» **Work to be completed**:
Nothing but the records, repeated exactly, should form the response.

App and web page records
Start of Block

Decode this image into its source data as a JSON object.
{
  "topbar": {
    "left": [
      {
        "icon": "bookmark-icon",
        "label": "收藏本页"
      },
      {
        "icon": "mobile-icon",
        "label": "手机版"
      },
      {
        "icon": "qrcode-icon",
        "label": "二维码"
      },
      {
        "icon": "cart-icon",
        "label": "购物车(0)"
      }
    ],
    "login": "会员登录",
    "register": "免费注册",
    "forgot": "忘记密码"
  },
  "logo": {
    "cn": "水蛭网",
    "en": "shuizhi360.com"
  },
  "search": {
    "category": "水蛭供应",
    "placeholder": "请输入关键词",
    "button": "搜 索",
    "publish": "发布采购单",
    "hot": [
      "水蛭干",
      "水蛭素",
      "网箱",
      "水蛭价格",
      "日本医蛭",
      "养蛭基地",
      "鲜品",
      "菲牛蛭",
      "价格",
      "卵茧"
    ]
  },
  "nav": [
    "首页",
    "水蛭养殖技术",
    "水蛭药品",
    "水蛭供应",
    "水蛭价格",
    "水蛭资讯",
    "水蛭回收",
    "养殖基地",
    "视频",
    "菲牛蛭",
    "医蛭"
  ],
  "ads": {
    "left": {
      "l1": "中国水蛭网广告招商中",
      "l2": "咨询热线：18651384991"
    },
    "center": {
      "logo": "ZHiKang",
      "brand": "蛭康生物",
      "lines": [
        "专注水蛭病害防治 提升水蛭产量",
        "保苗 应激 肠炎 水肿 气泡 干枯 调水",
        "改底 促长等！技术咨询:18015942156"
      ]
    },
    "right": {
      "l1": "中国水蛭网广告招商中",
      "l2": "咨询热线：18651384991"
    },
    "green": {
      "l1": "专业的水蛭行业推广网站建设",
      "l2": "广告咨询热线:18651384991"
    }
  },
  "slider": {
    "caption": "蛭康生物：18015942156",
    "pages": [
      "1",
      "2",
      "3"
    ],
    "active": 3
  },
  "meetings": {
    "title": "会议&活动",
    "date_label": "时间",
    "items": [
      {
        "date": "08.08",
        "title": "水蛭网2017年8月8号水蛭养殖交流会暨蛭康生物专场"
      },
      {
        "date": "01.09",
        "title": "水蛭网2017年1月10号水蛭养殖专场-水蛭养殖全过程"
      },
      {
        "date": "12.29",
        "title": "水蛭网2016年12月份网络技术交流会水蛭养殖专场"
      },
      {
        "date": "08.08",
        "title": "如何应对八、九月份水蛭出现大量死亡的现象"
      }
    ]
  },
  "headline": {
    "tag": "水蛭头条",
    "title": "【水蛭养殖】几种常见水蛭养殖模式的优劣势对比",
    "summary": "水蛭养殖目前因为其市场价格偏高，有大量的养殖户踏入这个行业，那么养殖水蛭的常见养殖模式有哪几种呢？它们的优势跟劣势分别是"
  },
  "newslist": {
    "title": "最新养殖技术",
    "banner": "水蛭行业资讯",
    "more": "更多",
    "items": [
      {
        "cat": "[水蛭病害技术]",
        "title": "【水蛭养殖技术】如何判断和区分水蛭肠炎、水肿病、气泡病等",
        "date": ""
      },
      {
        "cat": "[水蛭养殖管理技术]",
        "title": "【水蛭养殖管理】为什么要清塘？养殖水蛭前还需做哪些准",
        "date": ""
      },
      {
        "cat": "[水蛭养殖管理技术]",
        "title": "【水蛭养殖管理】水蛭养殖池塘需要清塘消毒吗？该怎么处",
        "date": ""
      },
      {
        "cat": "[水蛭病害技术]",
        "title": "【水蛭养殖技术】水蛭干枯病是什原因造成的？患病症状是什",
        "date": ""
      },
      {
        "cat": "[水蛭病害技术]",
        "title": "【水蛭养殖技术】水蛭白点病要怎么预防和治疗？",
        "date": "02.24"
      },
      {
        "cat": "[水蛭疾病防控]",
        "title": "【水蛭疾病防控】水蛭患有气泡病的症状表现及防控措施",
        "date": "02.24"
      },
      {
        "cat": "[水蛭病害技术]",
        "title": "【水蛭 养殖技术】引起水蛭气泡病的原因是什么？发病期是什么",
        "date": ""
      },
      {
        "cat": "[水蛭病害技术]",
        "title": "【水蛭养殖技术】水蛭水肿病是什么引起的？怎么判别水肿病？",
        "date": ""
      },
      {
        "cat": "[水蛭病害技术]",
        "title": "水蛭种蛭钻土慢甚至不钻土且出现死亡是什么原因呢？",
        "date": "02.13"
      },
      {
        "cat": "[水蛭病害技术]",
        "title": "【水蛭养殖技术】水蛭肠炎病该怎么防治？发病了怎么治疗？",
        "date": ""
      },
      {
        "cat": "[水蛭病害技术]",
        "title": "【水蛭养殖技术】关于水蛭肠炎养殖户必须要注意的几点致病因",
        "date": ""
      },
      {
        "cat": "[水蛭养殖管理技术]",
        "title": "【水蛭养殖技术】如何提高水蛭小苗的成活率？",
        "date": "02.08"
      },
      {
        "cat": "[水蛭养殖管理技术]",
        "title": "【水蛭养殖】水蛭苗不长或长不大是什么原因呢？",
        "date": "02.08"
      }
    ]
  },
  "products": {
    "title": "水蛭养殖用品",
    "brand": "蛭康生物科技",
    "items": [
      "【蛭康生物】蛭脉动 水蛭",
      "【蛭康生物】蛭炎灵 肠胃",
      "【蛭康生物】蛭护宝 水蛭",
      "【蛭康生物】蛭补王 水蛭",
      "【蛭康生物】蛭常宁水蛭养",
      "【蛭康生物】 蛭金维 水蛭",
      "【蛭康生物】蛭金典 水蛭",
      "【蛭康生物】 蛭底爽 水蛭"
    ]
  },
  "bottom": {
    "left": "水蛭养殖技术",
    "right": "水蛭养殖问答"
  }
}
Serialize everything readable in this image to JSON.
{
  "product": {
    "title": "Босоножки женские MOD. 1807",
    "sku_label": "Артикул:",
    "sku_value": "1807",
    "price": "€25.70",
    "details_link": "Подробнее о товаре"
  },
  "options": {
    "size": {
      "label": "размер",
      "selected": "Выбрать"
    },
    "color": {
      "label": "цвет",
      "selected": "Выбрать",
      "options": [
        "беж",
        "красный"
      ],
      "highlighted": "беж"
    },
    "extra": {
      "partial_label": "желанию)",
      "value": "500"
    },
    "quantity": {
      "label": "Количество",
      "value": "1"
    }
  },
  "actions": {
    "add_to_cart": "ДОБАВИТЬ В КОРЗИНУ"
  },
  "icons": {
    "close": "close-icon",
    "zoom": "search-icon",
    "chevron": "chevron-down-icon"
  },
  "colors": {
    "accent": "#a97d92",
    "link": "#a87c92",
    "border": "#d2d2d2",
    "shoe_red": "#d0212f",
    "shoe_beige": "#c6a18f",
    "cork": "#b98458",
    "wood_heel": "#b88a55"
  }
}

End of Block

» **Task result**:
Decode this image into its source data as a JSON object.
{
  "topbar": {
    "left": [
      {
        "icon": "bookmark-icon",
        "label": "收藏本页"
      },
      {
        "icon": "mobile-icon",
        "label": "手机版"
      },
      {
        "icon": "qrcode-icon",
        "label": "二维码"
      },
      {
        "icon": "cart-icon",
        "label": "购物车(0)"
      }
    ],
    "login": "会员登录",
    "register": "免费注册",
    "forgot": "忘记密码"
  },
  "logo": {
    "cn": "水蛭网",
    "en": "shuizhi360.com"
  },
  "search": {
    "category": "水蛭供应",
    "placeholder": "请输入关键词",
    "button": "搜 索",
    "publish": "发布采购单",
    "hot": [
      "水蛭干",
      "水蛭素",
      "网箱",
      "水蛭价格",
      "日本医蛭",
      "养蛭基地",
      "鲜品",
      "菲牛蛭",
      "价格",
      "卵茧"
    ]
  },
  "nav": [
    "首页",
    "水蛭养殖技术",
    "水蛭药品",
    "水蛭供应",
    "水蛭价格",
    "水蛭资讯",
    "水蛭回收",
    "养殖基地",
    "视频",
    "菲牛蛭",
    "医蛭"
  ],
  "ads": {
    "left": {
      "l1": "中国水蛭网广告招商中",
      "l2": "咨询热线：18651384991"
    },
    "center": {
      "logo": "ZHiKang",
      "brand": "蛭康生物",
      "lines": [
        "专注水蛭病害防治 提升水蛭产量",
        "保苗 应激 肠炎 水肿 气泡 干枯 调水",
        "改底 促长等！技术咨询:18015942156"
      ]
    },
    "right": {
      "l1": "中国水蛭网广告招商中",
      "l2": "咨询热线：18651384991"
    },
    "green": {
      "l1": "专业的水蛭行业推广网站建设",
      "l2": "广告咨询热线:18651384991"
    }
  },
  "slider": {
    "caption": "蛭康生物：18015942156",
    "pages": [
      "1",
      "2",
      "3"
    ],
    "active": 3
  },
  "meetings": {
    "title": "会议&活动",
    "date_label": "时间",
    "items": [
      {
        "date": "08.08",
        "title": "水蛭网2017年8月8号水蛭养殖交流会暨蛭康生物专场"
      },
      {
        "date": "01.09",
        "title": "水蛭网2017年1月10号水蛭养殖专场-水蛭养殖全过程"
      },
      {
        "date": "12.29",
        "title": "水蛭网2016年12月份网络技术交流会水蛭养殖专场"
      },
      {
        "date": "08.08",
        "title": "如何应对八、九月份水蛭出现大量死亡的现象"
      }
    ]
  },
  "headline": {
    "tag": "水蛭头条",
    "title": "【水蛭养殖】几种常见水蛭养殖模式的优劣势对比",
    "summary": "水蛭养殖目前因为其市场价格偏高，有大量的养殖户踏入这个行业，那么养殖水蛭的常见养殖模式有哪几种呢？它们的优势跟劣势分别是"
  },
  "newslist": {
    "title": "最新养殖技术",
    "banner": "水蛭行业资讯",
    "more": "更多",
    "items": [
      {
        "cat": "[水蛭病害技术]",
        "title": "【水蛭养殖技术】如何判断和区分水蛭肠炎、水肿病、气泡病等",
        "date": ""
      },
      {
        "cat": "[水蛭养殖管理技术]",
        "title": "【水蛭养殖管理】为什么要清塘？养殖水蛭前还需做哪些准",
        "date": ""
      },
      {
        "cat": "[水蛭养殖管理技术]",
        "title": "【水蛭养殖管理】水蛭养殖池塘需要清塘消毒吗？该怎么处",
        "date": ""
      },
      {
        "cat": "[水蛭病害技术]",
        "title": "【水蛭养殖技术】水蛭干枯病是什原因造成的？患病症状是什",
        "date": ""
      },
      {
        "cat": "[水蛭病害技术]",
        "title": "【水蛭养殖技术】水蛭白点病要怎么预防和治疗？",
        "date": "02.24"
      },
      {
        "cat": "[水蛭疾病防控]",
        "title": "【水蛭疾病防控】水蛭患有气泡病的症状表现及防控措施",
        "date": "02.24"
      },
      {
        "cat": "[水蛭病害技术]",
        "title": "【水蛭 养殖技术】引起水蛭气泡病的原因是什么？发病期是什么",
        "date": ""
      },
      {
        "cat": "[水蛭病害技术]",
        "title": "【水蛭养殖技术】水蛭水肿病是什么引起的？怎么判别水肿病？",
        "date": ""
      },
      {
        "cat": "[水蛭病害技术]",
        "title": "水蛭种蛭钻土慢甚至不钻土且出现死亡是什么原因呢？",
        "date": "02.13"
      },
      {
        "cat": "[水蛭病害技术]",
        "title": "【水蛭养殖技术】水蛭肠炎病该怎么防治？发病了怎么治疗？",
        "date": ""
      },
      {
        "cat": "[水蛭病害技术]",
        "title": "【水蛭养殖技术】关于水蛭肠炎养殖户必须要注意的几点致病因",
        "date": ""
      },
      {
        "cat": "[水蛭养殖管理技术]",
        "title": "【水蛭养殖技术】如何提高水蛭小苗的成活率？",
        "date": "02.08"
      },
      {
        "cat": "[水蛭养殖管理技术]",
        "title": "【水蛭养殖】水蛭苗不长或长不大是什么原因呢？",
        "date": "02.08"
      }
    ]
  },
  "products": {
    "title": "水蛭养殖用品",
    "brand": "蛭康生物科技",
    "items": [
      "【蛭康生物】蛭脉动 水蛭",
      "【蛭康生物】蛭炎灵 肠胃",
      "【蛭康生物】蛭护宝 水蛭",
      "【蛭康生物】蛭补王 水蛭",
      "【蛭康生物】蛭常宁水蛭养",
      "【蛭康生物】 蛭金维 水蛭",
      "【蛭康生物】蛭金典 水蛭",
      "【蛭康生物】 蛭底爽 水蛭"
    ]
  },
  "bottom": {
    "left": "水蛭养殖技术",
    "right": "水蛭养殖问答"
  }
}
Serialize everything readable in this image to JSON.
{
  "product": {
    "title": "Босоножки женские MOD. 1807",
    "sku_label": "Артикул:",
    "sku_value": "1807",
    "price": "€25.70",
    "details_link": "Подробнее о товаре"
  },
  "options": {
    "size": {
      "label": "размер",
      "selected": "Выбрать"
    },
    "color": {
      "label": "цвет",
      "selected": "Выбрать",
      "options": [
        "беж",
        "красный"
      ],
      "highlighted": "беж"
    },
    "extra": {
      "partial_label": "желанию)",
      "value": "500"
    },
    "quantity": {
      "label": "Количество",
      "value": "1"
    }
  },
  "actions": {
    "add_to_cart": "ДОБАВИТЬ В КОРЗИНУ"
  },
  "icons": {
    "close": "close-icon",
    "zoom": "search-icon",
    "chevron": "chevron-down-icon"
  },
  "colors": {
    "accent": "#a97d92",
    "link": "#a87c92",
    "border": "#d2d2d2",
    "shoe_red": "#d0212f",
    "shoe_beige": "#c6a18f",
    "cork": "#b98458",
    "wood_heel": "#b88a55"
  }
}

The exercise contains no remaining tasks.